Here Dakota is at the top of the stairs after having scaled them in a few quick leaps. Just two weeks ago, she could barely climb any stairs which gives you an idea of how quickly puppies learn and grow. I guess that is the most important thing I have discovered about puppies. The easiest time to train them is now. Don't wait. Time is short. By the time they are 8 months old, they are reaching adolescence and won't want to listen to you anymore. Just imagine a teenager without any prior training on how to be civil and that should be convincing enough to spur you to action. Enjoy the ride...

Wednesday, July 14, 2010

New puppy means the end of the Compact for me.

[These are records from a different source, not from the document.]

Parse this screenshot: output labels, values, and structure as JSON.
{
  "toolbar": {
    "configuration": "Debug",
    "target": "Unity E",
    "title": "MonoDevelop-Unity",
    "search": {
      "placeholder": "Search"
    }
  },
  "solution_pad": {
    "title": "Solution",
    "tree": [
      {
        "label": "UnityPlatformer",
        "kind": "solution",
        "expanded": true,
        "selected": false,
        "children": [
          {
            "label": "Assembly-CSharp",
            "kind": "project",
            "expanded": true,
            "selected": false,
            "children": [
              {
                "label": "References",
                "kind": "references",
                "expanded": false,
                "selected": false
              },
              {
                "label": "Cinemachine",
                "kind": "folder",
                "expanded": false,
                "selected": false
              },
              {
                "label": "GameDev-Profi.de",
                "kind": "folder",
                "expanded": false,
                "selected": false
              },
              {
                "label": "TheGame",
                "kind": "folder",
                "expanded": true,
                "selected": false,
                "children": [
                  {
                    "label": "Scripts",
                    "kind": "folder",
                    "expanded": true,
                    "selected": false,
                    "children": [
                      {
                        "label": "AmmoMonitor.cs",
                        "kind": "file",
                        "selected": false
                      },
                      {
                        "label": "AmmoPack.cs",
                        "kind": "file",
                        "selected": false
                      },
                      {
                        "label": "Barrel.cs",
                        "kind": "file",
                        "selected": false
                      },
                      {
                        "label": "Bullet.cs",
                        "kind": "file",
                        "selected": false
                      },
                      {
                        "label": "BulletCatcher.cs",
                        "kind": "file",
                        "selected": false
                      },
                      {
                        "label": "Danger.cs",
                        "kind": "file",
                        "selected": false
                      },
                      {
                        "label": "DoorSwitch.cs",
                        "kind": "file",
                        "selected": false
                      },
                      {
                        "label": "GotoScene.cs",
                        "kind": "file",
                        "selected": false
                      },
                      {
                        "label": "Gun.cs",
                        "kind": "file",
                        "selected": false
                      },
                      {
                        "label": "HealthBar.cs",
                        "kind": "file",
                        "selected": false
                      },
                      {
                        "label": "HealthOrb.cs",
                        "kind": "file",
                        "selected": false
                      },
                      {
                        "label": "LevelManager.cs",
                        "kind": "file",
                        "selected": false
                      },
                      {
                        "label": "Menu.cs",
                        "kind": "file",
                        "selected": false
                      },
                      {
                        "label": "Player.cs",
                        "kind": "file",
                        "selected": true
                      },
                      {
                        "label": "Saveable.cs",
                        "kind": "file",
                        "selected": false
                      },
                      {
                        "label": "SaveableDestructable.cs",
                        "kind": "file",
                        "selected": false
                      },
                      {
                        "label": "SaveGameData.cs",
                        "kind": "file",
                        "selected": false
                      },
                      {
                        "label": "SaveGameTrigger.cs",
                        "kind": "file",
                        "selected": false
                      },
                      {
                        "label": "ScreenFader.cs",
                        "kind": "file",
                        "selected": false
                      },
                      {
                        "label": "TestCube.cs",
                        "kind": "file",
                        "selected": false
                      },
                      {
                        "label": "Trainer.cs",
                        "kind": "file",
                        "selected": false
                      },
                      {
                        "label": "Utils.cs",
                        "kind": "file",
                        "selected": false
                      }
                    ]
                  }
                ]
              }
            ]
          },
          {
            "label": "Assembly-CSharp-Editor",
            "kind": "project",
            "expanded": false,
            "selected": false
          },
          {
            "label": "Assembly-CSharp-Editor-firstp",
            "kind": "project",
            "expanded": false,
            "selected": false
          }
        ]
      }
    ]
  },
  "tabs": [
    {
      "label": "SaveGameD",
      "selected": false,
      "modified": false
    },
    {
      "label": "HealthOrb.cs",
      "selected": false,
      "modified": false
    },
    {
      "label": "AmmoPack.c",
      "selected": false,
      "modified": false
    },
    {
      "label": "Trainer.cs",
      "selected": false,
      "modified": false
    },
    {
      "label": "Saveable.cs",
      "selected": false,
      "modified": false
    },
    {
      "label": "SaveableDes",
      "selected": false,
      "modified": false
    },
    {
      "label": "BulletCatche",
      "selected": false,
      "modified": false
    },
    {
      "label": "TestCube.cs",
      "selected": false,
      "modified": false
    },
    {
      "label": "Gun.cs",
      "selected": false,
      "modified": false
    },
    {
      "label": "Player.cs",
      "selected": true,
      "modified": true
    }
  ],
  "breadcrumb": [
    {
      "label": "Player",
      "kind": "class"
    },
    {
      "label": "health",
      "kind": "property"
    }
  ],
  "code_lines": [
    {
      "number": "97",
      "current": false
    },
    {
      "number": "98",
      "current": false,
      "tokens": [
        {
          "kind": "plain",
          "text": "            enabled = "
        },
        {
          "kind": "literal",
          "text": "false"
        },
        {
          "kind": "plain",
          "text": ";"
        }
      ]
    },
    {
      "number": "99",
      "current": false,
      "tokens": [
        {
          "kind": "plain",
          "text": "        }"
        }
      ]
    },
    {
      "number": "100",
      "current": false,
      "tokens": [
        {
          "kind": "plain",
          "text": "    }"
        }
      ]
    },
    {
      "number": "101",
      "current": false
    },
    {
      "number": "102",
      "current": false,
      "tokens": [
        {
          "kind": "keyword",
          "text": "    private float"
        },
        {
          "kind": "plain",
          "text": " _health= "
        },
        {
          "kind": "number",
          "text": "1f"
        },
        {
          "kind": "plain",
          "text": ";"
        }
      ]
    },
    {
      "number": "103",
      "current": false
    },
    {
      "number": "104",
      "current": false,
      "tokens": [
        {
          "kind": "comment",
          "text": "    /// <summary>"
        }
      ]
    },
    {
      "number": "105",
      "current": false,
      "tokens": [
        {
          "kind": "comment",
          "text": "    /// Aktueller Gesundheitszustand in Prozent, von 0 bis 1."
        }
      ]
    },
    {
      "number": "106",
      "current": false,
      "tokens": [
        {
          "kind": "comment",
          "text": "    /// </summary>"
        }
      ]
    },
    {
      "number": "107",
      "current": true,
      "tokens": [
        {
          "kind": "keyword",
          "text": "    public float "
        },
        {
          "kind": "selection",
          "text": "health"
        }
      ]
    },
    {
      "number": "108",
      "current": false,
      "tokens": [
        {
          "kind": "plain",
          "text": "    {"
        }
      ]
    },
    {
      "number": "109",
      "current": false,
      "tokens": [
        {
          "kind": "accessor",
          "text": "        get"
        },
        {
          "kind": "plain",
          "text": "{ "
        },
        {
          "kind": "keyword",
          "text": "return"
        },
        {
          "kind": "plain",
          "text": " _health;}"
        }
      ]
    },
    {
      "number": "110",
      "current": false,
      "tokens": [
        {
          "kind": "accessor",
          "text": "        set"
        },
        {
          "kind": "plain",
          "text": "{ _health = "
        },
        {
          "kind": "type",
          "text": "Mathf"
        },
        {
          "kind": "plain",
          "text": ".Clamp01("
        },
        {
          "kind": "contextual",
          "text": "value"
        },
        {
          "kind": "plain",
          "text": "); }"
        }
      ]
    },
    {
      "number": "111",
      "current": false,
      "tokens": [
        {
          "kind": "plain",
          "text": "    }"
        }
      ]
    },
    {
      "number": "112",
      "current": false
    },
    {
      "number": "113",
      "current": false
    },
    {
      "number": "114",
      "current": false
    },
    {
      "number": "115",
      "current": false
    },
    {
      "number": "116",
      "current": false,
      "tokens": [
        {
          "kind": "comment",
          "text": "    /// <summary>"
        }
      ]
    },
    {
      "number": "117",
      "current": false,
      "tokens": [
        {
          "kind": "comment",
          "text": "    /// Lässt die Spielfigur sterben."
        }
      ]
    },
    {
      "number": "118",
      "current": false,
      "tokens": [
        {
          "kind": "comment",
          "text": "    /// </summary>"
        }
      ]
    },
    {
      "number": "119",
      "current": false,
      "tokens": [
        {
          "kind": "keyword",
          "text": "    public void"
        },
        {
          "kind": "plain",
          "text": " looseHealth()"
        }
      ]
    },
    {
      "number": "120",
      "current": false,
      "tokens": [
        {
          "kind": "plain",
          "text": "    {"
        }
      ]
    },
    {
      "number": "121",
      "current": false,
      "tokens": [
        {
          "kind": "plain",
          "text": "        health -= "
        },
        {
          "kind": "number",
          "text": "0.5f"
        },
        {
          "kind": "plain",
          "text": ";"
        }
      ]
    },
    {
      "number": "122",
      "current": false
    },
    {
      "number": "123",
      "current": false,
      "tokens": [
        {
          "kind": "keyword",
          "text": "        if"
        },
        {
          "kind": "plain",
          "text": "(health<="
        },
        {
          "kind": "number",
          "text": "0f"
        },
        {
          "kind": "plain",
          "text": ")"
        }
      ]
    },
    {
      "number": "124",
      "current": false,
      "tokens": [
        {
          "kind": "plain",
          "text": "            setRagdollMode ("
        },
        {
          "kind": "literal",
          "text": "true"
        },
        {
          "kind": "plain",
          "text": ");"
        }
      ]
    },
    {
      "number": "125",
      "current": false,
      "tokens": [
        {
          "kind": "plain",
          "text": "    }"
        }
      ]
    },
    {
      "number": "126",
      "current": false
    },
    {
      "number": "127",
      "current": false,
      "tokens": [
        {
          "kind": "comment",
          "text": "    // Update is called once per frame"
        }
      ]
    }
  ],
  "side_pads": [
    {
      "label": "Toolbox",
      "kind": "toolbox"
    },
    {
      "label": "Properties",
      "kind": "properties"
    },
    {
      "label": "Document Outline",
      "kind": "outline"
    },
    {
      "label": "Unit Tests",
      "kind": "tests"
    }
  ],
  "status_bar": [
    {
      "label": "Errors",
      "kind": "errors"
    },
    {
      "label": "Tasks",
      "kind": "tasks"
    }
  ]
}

I vowed not to purchase anything new at the beginning of this year and have been pretty much keeping to the rules of the Compact by shopping at thrift stores for my clothing and picking up used books at a local book swap. All total, the only new things I purchased for myself between January and July were a pair of shoes and three t-shirts. I found it very easy to be on the Compact until I brought a small puppy named Dakota into my life .

Since bringing Dakota home, I have purchased a dog crate, a leash and collar, puppy toys, fluffy fleece bed and other small assorted dog related things. I can't seem to walk into a dog store without making a purchase. I figure these start up purchases will dwindle as I obtain all that I need for this newest member of my family, but I now realize how silly it is for me to continue on with the Compact. Not that I can't do that Compact, just that when I figure I really need something, I will buy it regardless of the Compact. With the fear of puppy diseases, I didn't want a used dog crate and who can bring home a new puppy without getting it a new collar?

Being on the Compact has brought about an awareness of consumption for me and that is what it ultimately is supposed to do. To make people think about how and why they spend. To figure out new ways of obtaining things they feel they need, either through borrowing or recycling. Being on the Compact made me understand that I do a pretty good job of not spending but encouraged me to look at other more environmentally sound ways of getting the things I feel I need. Watching what I buy will not change because I leave the Compact. The joy of finding a cool outfit at the thrift store or browsing the library shelves won't change just because I leave the Compact. I will now be free to spend, but for me the joy isn't in the act of buying, it is in the act of living. I'd rather spend my time walking Dakota than shop. That is the idea of the Compact really. To get people focused on finding joy in places outside of the shopping mall.

The pictures above are of Dakota enjoying her first rainstorm from the comfort of our front porch. She did venture off of the porch for a bit and wondered about the big raindrops hitting her on the head. It is so fun to watch her explore her world as she finds wonder in the things that I have long ago taken for granted.

Thursday, July 1, 2010

Welcome Dakota!

We just picked up our new chocolate puppy last Saturday and we are so excited to have her join our family!
Our first at first sight!

Here is Dakota at home...such beautiful eyes...

Dakota wondering what to tear into next...